Report each line from the data below that holds the word "days".
[[ INPUT DATA open ]]
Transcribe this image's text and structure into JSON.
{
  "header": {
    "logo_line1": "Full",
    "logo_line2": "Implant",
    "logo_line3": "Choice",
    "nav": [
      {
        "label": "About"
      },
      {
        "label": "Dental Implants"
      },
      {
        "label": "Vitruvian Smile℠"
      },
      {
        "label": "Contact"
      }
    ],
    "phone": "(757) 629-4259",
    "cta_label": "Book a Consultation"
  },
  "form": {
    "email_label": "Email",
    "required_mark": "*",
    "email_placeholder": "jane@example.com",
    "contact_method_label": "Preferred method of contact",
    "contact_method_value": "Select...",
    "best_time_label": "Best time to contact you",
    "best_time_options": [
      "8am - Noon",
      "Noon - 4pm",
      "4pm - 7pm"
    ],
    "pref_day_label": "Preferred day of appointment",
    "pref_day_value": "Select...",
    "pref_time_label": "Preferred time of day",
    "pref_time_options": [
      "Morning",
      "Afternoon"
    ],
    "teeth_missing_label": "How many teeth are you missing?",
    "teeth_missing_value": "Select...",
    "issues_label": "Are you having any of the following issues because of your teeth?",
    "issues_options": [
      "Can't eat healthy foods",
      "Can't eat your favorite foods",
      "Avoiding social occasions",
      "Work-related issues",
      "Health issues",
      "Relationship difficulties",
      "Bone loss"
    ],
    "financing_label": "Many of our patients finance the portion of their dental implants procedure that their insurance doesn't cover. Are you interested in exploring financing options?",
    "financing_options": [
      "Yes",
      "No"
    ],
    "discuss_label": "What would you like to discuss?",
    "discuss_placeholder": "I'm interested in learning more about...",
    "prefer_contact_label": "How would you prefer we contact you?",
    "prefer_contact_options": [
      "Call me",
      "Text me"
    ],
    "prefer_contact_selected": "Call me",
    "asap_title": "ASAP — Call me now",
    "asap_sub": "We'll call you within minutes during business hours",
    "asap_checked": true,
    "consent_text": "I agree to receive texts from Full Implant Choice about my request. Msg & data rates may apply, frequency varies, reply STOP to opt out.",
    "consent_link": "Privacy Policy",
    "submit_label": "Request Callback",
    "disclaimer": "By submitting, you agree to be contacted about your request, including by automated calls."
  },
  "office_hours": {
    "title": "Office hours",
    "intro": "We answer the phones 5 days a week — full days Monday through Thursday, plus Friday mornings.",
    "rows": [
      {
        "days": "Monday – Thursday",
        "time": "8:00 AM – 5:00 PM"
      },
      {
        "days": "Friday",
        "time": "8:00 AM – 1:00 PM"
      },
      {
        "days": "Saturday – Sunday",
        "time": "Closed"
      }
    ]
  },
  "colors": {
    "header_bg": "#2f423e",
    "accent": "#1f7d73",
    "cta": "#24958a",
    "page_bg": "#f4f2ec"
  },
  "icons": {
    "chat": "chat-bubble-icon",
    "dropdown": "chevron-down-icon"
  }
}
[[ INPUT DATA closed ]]
RESPONSE FOR THIS EXERCISE:
    "intro": "We answer the phones 5 days a week — full days Monday through Thursday, plus Friday mornings.",
        "days": "Monday – Thursday",
        "days": "Friday",
        "days": "Saturday – Sunday",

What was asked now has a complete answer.